Just off the Blue Line Logan Square stop sits Lost Lake, a charming tiki den tucked behind a a windowed storefront. The banana leaf awning and tiny neon sign whispering “tiki” give the game away; once inside, more banana leaves, bamboo, wicker, and an impressively stocked bar make it very clear you’re in the right place.
Though the vibe is low-key and mom-and-pop-esque, there’s nothing slapdash about any element of the Lost Lake experience. Riotously garnished cocktails showcase the extensive stock behind that warm wooden bar: mostly modern interpretations of traditional tiki drinks, with a few gently tweaked classics like the Fogcutter and the Beachcomber, as well as an ever-changing Daily Daiquiri.
Unlike many tiki palaces, which cut off the outside world for a moody, all-enclosed fantasy environment, if you arrive soon after Lost Lake opens at 4:00 pm, you’ll catch a few rays of sunlight through the netted orbs dangling and partially obscuring the front window. Arriving early is a good idea for a few reasons: one, because no reservations are accepted and the airy but cozy space can fill up quickly as the night goes on.
And two: because focus here is drinks only, with only a few chips and snacks on offer, you will probably want something more significant to soak up some of the effects of your potent sips. Though you can order delivery from the neighboring Chinese spot, my recommendation would be to walk down to Lost Lake’s sibling restaurant, Longman & Eagle, for beef fat fries at the bar.
[Editor’s Note: Excellent development: as of August 2016, Lost Lake now serves a full food menu featuring banh mi, dumplings, rice and noodle bowls, and more!]
Three Dots and a Dash
For the opposite experience, head down to the River North neighborhood for a full-on dose of tiki glamour at Three Dots and a Dash. (Fun fact: acclaimed cocktail guru Paul McGee is the the co-founder of both spots; he departed Three Dots to open Lost Lake.) Three Dots is the opposite of a casual neighborhood tiki bar: from your first steps past the glowing blue skull wall to its cavernous subterranean rooms, you’ll know to recalibrate your mindset and immerse yourself in the moment.
The faux speakeasy entrance is much more well-marked than it used to be when Three Dots first opened, but it’s still a little sneaky. Though the bar’s address says it’s on Clark, enter via the alley on Hubbard, next to Firecakes Donuts. (Take note of Firecakes, because you’ll probably need a donut the next morning after your tiki adventures. But that’s for another post.) If you’re arriving late enough, you’ll see the blue lights bouncing off the stone buildings, and there will probably be a line and definitely a bouncer.

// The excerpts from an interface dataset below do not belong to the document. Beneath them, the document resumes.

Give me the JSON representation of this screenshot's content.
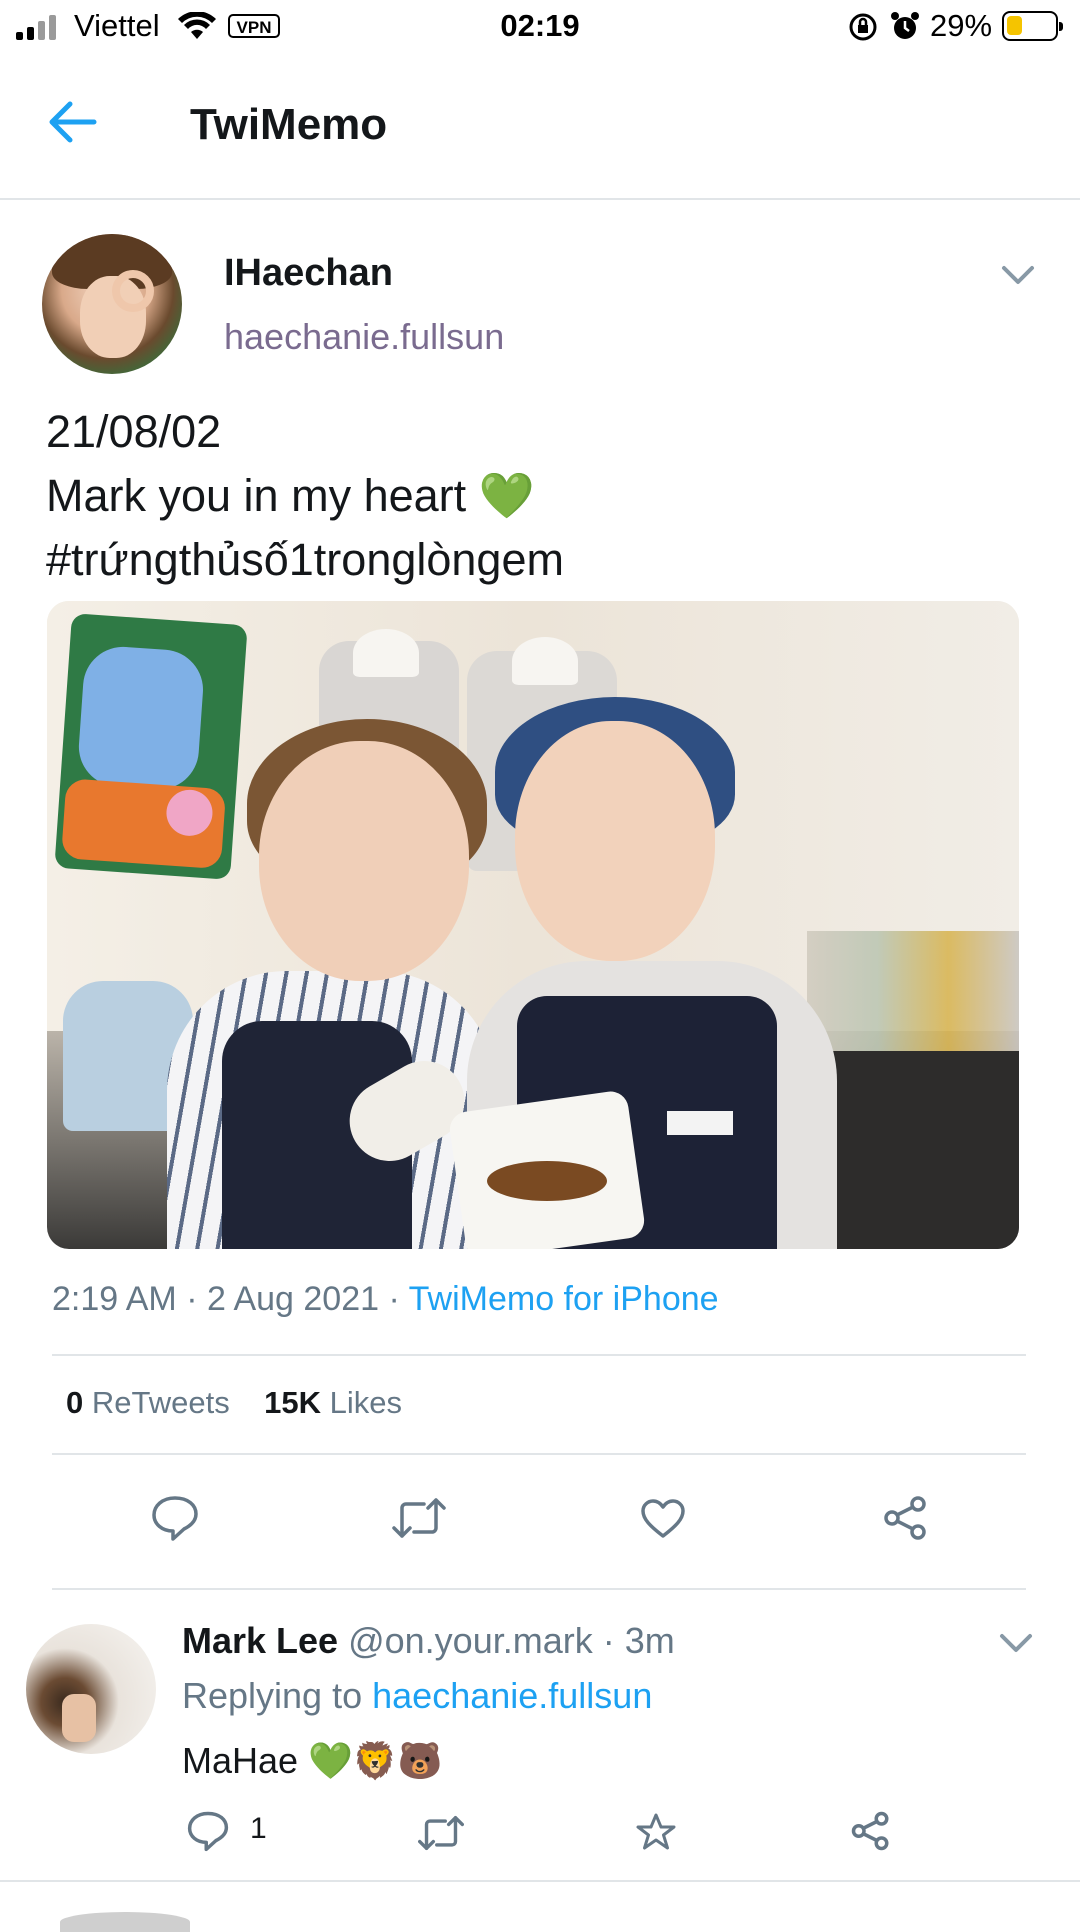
{
  "status_bar": {
    "carrier": "Viettel",
    "vpn": "VPN",
    "time": "02:19",
    "battery_percent": "29%"
  },
  "nav": {
    "title": "TwiMemo",
    "back_icon": "arrow-left-icon"
  },
  "tweet": {
    "display_name": "IHaechan",
    "handle": "haechanie.fullsun",
    "text_line1": "21/08/02",
    "text_line2": "Mark you in my heart 💚",
    "text_line3": "#trứngthủsố1tronglòngem",
    "time": "2:19 AM",
    "date": "2 Aug 2021",
    "source": "TwiMemo for iPhone",
    "retweets_count": "0",
    "retweets_label": "ReTweets",
    "likes_count": "15K",
    "likes_label": "Likes"
  },
  "reply": {
    "display_name": "Mark Lee",
    "handle": "@on.your.mark",
    "age": "3m",
    "replying_prefix": "Replying to",
    "replying_to": "haechanie.fullsun",
    "text": "MaHae 💚🦁🐻",
    "reply_count": "1"
  },
  "colors": {
    "accent": "#1da1f2",
    "text": "#14171a",
    "muted": "#657786",
    "divider": "#e1e5e8"
  }
}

If you’ve made a reservation (which I recommend doing), you’ll be whisked through the dramatically low-ceilinged, neon-tinged dining room to a round banquette. Here, too, you’ll find both traditional tiki cocktails and original concoctions on the menu—the multi-page binder calls back to the days of high tiki, with colorful illustrations and midcentury flair. You’ll also get a full taste of the Polynesian Pop aesthetic via the retro-inspired food options, including a full-on pu pu platter. (Do it. You should really do it.)
If you’re a fan of the Disney-ish oversaturated, heightened sense of reality that comes with the tiki experience, you’ll dig everything about Three Dots and a Dash. If you yearn for rustic island escapism and the breezy vibe of a hideaway spot, you’ll feel right at home at Lost Lake.
Me? I love both in equal measure, and would never think about choosing one Chicago tiki bar over the other. The city is big enough for both of them.
*This, of course, doesn’t include the two long-standing suburban spots of tiki lore, Chef Shangri La and Hala Kahiki. Those I have yet to visit, so look for a followup post in 2018.